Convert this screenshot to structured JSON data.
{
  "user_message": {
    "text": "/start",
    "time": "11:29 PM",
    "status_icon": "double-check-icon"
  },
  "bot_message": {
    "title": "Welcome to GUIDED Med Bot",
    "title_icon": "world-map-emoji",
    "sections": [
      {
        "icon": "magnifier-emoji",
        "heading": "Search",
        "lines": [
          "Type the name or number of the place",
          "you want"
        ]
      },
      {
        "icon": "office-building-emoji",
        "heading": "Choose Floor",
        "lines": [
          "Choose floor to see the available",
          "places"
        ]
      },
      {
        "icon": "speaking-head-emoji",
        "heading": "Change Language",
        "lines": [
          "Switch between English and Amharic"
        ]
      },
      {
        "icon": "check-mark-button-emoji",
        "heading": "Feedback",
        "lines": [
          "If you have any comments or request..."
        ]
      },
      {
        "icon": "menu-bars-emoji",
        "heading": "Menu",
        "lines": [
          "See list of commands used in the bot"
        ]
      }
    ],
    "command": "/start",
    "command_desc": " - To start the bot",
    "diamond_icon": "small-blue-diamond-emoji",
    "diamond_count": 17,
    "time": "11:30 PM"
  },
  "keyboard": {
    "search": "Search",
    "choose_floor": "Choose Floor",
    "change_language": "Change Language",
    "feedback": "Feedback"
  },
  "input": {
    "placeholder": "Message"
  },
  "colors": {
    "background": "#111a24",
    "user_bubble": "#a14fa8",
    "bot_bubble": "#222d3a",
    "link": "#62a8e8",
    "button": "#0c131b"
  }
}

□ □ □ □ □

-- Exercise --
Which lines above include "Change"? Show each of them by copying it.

-- Answer below --
        "heading": "Change Language",
    "change_language": "Change Language",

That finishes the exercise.